Review: 'The Tourist'

A diverting but graceless adventure that nods to Hollywood's glory years but falls far short of them, "The Tourist" bears little trace of the thrilling subtlety shown elsewhere by the artists who created it.

Of its three screenwriters, Christopher McQuarrie wrote the twisty "The Usual Suspects." Another, Julian Fellowes, brought a rich host of characters to life in "Gosford Park."

But the real disappointment here regards co-writer and director Florian Henckel von Donnersmarck, whose previous film was the engrossing German betrayal saga "The Lives of Others." Admirers of that Oscar winner might have expected his American debut to show similar ambition and nuance. Instead, we get something any Tinseltown journeyman could have made.

Angelina Jolie, looking as cartoonishly sexy as ever, enters the film with a pose and leaves that stance only to strut down Parisian sidewalks, long scarf bouncing from her hips like a red tail asking for attention she's already getting.

Her stupefying sexual power over men, in fact, seems to be Elise Ward's sole identifying characteristic. Even when the script makes revelations about her midway through, the main thing we learn is that Elise's new associates are as hot for her as the old ones.

A richer, though off-kilter, character is offered by Johnny Depp. Fleshier and more pasty than usual, Depp plays an American so desperately uncool (he's a math teacher, for Pete's sake) he smokes an electronic cigarette instead of a real one. (Anti-smoking activists will bristle at the scene in which Depp finds his swagger, in part, by firing up some genuine tobacco.)

Depp's Frank Tupelo might be a rube - confronted by Venetians speaking a foreign tongue, he instinctively breaks into pidgin Spanish - but there's a charm in his dull-wittedness. He knows something's not right when Elise approaches him on a train, deploying full-wattage charm, then drags him to a plush hotel suite in Venice. She has picked him as a decoy for her fugitive boyfriend, a man who stole vast sums and is being hunted by both Interpol and the gangster whose loot he took.

The ruse works, and soon Depp is being pursued by people who think he knows much more than he does - even as he falls madly (and perhaps mutually?) for the woman who got him into trouble.

This is classic Hitchcock territory, and the filmmakers acknowledge the debt. A chase across Venetian tile rooftops recalls "To Catch a Thief," a ballroom scene is observed from above as in "Notorious" (though not to the same effect).

But "The Tourist" never rises to the master's level; it's not even close. Depp works hard but is miscast, Jolie is all lips and hips and no charm, and their pursuers lack weight - both Paul Bettany's emasculated detective and Steven Berkoff's billionaire baddie, cobbled together from a thousand similar movie villains.

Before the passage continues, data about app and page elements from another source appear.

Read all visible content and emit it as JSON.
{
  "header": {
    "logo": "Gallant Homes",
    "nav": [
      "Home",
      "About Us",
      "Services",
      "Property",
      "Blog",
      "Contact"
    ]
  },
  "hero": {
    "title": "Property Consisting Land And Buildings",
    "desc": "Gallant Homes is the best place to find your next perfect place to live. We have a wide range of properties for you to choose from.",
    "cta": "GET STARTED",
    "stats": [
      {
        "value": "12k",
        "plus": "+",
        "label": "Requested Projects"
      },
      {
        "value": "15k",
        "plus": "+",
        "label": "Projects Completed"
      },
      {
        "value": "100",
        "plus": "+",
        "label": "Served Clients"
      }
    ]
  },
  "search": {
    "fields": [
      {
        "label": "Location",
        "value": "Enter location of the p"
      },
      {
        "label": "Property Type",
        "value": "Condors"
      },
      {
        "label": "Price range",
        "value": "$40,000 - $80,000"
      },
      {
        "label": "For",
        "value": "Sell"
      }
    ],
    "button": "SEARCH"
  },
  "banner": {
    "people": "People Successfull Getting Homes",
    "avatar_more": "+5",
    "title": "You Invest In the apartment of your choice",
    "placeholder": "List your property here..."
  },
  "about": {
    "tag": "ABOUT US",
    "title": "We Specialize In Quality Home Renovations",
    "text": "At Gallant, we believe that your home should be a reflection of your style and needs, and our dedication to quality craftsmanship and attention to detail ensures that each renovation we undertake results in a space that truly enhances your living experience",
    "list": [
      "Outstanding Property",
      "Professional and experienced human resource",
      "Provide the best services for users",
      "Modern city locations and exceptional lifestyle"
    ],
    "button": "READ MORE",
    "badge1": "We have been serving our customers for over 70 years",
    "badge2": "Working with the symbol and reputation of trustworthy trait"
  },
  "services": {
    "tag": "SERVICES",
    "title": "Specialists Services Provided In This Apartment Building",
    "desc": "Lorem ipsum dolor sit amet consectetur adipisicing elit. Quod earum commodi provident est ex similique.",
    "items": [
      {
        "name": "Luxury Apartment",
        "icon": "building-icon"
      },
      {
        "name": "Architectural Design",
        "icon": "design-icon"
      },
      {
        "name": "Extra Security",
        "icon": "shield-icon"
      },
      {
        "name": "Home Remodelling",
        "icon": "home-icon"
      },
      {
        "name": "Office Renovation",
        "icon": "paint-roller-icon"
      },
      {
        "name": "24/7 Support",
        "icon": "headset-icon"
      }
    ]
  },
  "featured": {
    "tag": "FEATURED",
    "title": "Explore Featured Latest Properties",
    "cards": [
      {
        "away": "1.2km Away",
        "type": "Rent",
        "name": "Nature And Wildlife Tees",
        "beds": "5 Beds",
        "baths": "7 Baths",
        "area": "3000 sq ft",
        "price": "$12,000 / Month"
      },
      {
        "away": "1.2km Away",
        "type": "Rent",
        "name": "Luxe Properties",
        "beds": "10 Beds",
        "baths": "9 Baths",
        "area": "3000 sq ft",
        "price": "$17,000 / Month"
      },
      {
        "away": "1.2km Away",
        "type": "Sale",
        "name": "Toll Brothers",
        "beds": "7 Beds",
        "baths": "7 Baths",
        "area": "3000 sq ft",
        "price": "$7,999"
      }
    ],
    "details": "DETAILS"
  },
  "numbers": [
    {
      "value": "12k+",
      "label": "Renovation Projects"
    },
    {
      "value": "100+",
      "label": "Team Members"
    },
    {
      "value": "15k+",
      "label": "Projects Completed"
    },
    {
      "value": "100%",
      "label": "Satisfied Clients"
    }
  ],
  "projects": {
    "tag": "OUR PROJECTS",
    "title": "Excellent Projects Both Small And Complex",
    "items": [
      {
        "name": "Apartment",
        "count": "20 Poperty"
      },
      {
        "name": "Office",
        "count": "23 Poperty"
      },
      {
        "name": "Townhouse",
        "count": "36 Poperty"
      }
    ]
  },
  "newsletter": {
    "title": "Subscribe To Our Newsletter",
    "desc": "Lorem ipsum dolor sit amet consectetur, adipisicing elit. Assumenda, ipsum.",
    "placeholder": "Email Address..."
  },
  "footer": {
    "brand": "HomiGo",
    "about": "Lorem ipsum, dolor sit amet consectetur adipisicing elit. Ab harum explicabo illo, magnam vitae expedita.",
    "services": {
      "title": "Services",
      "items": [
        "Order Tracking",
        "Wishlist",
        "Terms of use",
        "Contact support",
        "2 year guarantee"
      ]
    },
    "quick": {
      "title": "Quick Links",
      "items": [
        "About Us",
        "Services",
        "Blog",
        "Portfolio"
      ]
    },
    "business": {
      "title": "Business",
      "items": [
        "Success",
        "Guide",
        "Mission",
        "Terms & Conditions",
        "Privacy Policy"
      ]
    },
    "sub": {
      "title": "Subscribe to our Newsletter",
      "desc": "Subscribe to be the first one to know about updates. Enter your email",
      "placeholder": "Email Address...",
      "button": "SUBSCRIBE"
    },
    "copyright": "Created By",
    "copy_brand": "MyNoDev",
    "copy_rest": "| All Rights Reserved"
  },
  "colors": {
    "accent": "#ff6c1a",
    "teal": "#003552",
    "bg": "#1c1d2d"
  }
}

The movie's cat-and-mouse structure is solid, and its exotic setting keeps the eyes awake, but moviegoers had every right to expect much more from this pedigreed Euro-adventure.

"The Tourist"

Our grade: B-

Genre: Thriller

Running Time: 102 min

MPAA rating: PG-13

Release Date: Dec 10, 2010